Formula 1 has terminated its deal with its broadcaster in Russia, the state-owned Match TV, and will no longer make F1TV available in the country.
The decision by F1 was first reported by RacingNews365, and The Race understands the F1TV portion to be correct – while Match TV officially confirmed the stoppage of its F1 deal later on Thursday.
It comes on the heels of the championship terminating its deal with the Russian Grand Prix in the wake of Russia’s ongoing invasion of Ukraine, as well as the exit of the grid’s sole Russian driver Nikita Mazepin, related to his former team Haas’s termination of its deal with title sponsor Uralkali.
F1 has been a regular staple of free-to-air TV in Russia, beginning with the airing of the Spanish Grand Prix back in 1991.
It is far from the first international championship to suspend its broadcast deals in the country, with the English Premier League (football), France’s Ligue 1 (football), the United States’ NHL (hockey) and NBA (basketball) among those either reportedly withdrawing from the Russian TV market or making their exits official.
“The Match TV channel was informed of the termination of our agreement to broadcast F1,” said the channel’s executive producer Aleksandr Taschin.
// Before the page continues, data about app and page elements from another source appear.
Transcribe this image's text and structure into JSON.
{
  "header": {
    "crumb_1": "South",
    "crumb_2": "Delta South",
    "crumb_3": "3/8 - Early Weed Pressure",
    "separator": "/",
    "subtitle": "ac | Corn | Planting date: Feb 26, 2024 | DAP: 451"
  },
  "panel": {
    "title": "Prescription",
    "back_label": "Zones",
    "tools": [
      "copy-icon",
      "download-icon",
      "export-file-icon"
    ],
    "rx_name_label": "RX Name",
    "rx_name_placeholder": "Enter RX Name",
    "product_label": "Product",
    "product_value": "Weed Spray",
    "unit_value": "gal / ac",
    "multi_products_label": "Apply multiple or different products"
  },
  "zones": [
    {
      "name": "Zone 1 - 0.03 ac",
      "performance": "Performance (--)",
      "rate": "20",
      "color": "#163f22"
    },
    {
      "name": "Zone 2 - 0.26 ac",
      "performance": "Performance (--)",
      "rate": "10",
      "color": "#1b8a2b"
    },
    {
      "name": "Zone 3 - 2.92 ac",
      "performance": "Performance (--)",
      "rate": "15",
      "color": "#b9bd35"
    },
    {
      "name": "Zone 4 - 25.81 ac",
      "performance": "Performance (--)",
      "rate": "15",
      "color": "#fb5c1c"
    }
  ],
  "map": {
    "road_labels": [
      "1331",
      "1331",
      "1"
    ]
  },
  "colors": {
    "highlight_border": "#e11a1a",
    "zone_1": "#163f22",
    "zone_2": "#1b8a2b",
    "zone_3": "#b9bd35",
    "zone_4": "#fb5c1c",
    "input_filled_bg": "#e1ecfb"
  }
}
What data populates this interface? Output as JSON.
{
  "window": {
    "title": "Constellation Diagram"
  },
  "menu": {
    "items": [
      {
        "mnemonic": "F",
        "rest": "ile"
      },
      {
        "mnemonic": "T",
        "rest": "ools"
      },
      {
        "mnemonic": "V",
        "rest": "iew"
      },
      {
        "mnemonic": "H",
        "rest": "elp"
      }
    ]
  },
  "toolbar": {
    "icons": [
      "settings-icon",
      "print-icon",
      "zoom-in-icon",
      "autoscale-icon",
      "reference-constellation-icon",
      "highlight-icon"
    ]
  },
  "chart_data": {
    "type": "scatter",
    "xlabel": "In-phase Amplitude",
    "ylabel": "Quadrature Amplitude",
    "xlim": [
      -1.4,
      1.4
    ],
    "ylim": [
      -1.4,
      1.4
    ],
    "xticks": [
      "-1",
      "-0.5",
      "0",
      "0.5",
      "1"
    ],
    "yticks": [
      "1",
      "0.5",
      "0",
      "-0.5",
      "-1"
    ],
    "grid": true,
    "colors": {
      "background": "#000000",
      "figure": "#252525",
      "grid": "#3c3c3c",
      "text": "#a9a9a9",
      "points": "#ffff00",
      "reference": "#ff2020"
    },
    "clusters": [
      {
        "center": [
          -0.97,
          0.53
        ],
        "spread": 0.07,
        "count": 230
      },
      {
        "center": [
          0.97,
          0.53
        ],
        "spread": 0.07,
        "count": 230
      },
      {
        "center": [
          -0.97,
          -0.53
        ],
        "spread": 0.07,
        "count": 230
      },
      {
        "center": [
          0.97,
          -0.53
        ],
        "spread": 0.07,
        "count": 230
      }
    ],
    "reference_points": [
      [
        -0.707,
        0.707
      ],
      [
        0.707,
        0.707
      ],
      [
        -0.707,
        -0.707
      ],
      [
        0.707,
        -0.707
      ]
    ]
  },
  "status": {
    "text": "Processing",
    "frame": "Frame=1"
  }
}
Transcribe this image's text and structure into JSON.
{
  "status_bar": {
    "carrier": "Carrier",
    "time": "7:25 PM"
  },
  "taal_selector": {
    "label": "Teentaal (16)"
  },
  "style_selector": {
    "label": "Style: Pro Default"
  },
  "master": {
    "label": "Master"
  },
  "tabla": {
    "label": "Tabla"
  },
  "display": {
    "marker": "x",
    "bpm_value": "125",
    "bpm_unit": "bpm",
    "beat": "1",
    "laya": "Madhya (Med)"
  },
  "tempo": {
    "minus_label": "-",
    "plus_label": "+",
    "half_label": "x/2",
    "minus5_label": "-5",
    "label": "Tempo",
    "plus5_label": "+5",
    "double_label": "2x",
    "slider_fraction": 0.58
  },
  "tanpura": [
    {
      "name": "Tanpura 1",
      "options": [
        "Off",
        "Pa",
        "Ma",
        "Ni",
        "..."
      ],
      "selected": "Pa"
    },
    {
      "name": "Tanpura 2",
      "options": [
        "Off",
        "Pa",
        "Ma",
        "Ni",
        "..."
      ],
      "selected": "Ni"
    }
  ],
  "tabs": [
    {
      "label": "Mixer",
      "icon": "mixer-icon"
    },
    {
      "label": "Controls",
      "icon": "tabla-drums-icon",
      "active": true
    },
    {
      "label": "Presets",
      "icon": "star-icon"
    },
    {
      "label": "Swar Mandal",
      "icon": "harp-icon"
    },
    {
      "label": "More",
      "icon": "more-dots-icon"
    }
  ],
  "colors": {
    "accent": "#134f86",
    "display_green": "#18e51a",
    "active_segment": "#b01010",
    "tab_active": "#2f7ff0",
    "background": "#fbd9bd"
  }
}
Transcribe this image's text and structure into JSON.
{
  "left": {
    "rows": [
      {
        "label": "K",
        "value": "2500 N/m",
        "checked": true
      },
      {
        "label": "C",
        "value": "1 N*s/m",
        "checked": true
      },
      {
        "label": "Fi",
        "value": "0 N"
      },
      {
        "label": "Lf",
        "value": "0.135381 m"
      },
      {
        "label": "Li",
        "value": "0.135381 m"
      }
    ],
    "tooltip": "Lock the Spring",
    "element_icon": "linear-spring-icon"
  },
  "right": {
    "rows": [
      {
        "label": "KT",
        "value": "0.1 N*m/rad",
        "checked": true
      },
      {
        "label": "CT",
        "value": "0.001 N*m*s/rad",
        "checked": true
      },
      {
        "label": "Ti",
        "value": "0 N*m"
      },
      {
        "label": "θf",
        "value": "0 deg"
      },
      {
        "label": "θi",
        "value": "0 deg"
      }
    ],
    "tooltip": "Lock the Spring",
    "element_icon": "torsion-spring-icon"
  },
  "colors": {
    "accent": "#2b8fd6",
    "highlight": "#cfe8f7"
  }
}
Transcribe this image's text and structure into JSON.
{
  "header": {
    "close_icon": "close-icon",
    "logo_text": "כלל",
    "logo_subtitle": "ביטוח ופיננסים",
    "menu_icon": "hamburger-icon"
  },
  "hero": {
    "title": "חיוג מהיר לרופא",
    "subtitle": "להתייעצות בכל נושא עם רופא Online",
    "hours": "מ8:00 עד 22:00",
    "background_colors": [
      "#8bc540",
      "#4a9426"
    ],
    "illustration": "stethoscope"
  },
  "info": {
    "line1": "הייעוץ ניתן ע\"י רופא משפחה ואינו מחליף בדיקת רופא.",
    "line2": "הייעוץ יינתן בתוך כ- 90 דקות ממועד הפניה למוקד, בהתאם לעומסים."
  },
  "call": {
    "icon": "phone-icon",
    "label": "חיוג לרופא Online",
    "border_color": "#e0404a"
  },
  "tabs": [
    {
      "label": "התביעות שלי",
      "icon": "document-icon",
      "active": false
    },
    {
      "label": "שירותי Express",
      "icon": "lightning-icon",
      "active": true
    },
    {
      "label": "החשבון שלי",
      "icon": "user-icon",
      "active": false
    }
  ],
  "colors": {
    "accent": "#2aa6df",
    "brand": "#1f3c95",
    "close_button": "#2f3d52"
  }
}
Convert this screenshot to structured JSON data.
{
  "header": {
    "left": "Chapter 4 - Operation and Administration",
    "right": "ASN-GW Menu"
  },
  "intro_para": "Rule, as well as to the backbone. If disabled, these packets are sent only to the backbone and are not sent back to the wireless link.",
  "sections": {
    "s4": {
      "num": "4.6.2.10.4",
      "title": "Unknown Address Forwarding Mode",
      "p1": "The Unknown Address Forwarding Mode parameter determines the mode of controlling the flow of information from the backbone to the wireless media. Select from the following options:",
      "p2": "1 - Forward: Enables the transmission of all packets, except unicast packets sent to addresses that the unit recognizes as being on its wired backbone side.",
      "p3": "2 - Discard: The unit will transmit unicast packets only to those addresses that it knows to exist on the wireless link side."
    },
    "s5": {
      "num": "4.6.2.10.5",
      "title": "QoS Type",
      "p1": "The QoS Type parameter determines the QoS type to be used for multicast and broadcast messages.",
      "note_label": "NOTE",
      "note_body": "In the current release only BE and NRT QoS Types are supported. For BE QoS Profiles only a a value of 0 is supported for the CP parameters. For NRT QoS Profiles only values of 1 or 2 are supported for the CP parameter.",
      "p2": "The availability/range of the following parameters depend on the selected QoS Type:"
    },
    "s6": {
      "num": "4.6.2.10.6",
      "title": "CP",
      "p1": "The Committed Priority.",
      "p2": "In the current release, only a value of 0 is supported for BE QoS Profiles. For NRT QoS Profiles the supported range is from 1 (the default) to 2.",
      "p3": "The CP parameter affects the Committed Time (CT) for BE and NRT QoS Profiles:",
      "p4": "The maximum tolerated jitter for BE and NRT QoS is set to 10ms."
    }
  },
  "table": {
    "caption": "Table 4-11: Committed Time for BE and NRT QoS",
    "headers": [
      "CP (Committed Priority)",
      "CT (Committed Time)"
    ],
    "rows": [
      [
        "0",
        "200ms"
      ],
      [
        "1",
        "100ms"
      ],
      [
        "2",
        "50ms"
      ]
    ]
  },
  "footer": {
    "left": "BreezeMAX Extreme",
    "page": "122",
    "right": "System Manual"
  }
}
“Unfortunately, the 2022 season will not be shown on our channel, despite the long-standing fulfillment of all the financial and marketing obligations from our side.
“We regret what is yet another politicised act from Western colleagues, and we hope that the many fans of auto racing in Russia will yet get to view F1 on the big screen, commentated by our voice of Formula 1 – [long-serving Russian F1 broadcaster] Alexey Popov”.
Russia will also be cut off from Formula 1’s Codemasters-developed official video game, as its new publisher Electronic Arts has suspended sales of its products in the country.
Major Russian motorsport programme SMP Racing announced earlier on Thursday that it would be withdrawing its drivers from international competition in 2022.
SMP Racing – a prominent Williams backer when the team ran Sergey Sirotkin in 2018 – is run by Boris Rotenberg, a man thought to be close to Vladimir Putin and someone who was among the names targeted by the UK in the first round of sanctions relating to the Ukraine conflict.
While this and various other countries’ sanctions would theoretically seriously complicate SMP Racing providing funding for its drivers’ international programmes, the organisation itself claimed the decision was to do with the demands placed by the FIA on Russian and Belarusian athletes who wished to compete.
SMP Racing described the demands as “unprecedented” and “extremely harsh”.
Among the drivers impacted and therefore sidelined as a result are W Series’ Irina Sidorkova and likely F3 frontrunner Alexander Smolyar, who had signed on to drive for MP Motorsport.
SMP also claimed that this has impacted a planned return to international racing for Sirotkin, who “planned to race in the GT World Challenge Endurance Cup”.
Prior to SMP’s announcement, another prominent Russian representative in international motorsport – the endurance team G-Drive – had announced it would be pulling out of the World Endurance Championship, where it was due to be represented by ex-Red Bull F1 driver Daniil Kvyat.